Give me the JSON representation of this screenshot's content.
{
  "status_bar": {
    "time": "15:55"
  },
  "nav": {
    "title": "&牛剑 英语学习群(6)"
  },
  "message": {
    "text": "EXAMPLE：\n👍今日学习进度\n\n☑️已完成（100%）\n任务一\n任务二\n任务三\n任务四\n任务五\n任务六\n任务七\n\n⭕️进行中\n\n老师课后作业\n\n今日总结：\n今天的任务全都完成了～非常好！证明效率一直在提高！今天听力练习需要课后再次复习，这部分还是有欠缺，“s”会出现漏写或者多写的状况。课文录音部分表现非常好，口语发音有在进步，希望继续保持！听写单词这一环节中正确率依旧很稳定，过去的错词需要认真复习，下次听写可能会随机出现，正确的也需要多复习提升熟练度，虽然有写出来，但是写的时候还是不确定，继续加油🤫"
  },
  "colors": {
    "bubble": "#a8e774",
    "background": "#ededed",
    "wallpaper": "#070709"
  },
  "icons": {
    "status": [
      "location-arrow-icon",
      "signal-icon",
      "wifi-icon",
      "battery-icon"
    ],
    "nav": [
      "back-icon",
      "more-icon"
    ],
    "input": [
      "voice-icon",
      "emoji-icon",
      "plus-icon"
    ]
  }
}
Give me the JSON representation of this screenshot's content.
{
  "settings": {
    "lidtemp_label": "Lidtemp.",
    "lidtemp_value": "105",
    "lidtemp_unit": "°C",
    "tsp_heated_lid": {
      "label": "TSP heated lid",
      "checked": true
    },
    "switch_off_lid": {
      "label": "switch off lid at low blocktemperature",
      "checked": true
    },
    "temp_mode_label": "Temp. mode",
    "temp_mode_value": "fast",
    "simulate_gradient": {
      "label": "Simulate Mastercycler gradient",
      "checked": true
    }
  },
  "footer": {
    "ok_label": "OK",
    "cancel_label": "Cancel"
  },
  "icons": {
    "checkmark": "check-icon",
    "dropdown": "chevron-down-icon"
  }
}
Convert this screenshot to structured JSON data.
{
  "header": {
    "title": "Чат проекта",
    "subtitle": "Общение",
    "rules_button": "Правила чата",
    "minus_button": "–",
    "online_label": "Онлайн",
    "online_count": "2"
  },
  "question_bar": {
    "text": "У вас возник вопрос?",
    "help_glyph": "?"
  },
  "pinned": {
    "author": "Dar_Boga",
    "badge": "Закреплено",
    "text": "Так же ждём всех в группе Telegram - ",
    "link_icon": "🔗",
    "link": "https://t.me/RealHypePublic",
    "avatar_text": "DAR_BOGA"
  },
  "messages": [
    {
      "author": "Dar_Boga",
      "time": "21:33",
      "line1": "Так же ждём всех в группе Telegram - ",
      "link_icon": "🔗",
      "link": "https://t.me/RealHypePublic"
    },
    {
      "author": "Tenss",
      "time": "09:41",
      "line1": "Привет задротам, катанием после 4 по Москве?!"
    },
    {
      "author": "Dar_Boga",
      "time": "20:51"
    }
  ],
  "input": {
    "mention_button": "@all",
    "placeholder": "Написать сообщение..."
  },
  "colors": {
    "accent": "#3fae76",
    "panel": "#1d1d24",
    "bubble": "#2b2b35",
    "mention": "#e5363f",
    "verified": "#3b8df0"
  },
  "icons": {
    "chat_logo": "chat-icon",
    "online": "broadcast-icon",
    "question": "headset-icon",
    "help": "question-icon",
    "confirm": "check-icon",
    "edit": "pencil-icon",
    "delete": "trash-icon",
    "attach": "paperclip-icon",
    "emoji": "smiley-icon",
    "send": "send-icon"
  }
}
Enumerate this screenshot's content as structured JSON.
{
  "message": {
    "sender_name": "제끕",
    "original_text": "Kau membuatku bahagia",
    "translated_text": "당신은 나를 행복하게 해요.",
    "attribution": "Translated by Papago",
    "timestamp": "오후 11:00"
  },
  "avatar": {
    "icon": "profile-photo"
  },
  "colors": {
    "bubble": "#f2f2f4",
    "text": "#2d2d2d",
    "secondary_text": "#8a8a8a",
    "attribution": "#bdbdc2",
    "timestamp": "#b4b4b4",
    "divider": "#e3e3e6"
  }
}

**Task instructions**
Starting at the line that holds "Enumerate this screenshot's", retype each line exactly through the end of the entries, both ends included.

**Exercise answer**
Enumerate this screenshot's content as structured JSON.
{
  "message": {
    "sender_name": "제끕",
    "original_text": "Kau membuatku bahagia",
    "translated_text": "당신은 나를 행복하게 해요.",
    "attribution": "Translated by Papago",
    "timestamp": "오후 11:00"
  },
  "avatar": {
    "icon": "profile-photo"
  },
  "colors": {
    "bubble": "#f2f2f4",
    "text": "#2d2d2d",
    "secondary_text": "#8a8a8a",
    "attribution": "#bdbdc2",
    "timestamp": "#b4b4b4",
    "divider": "#e3e3e6"
  }
}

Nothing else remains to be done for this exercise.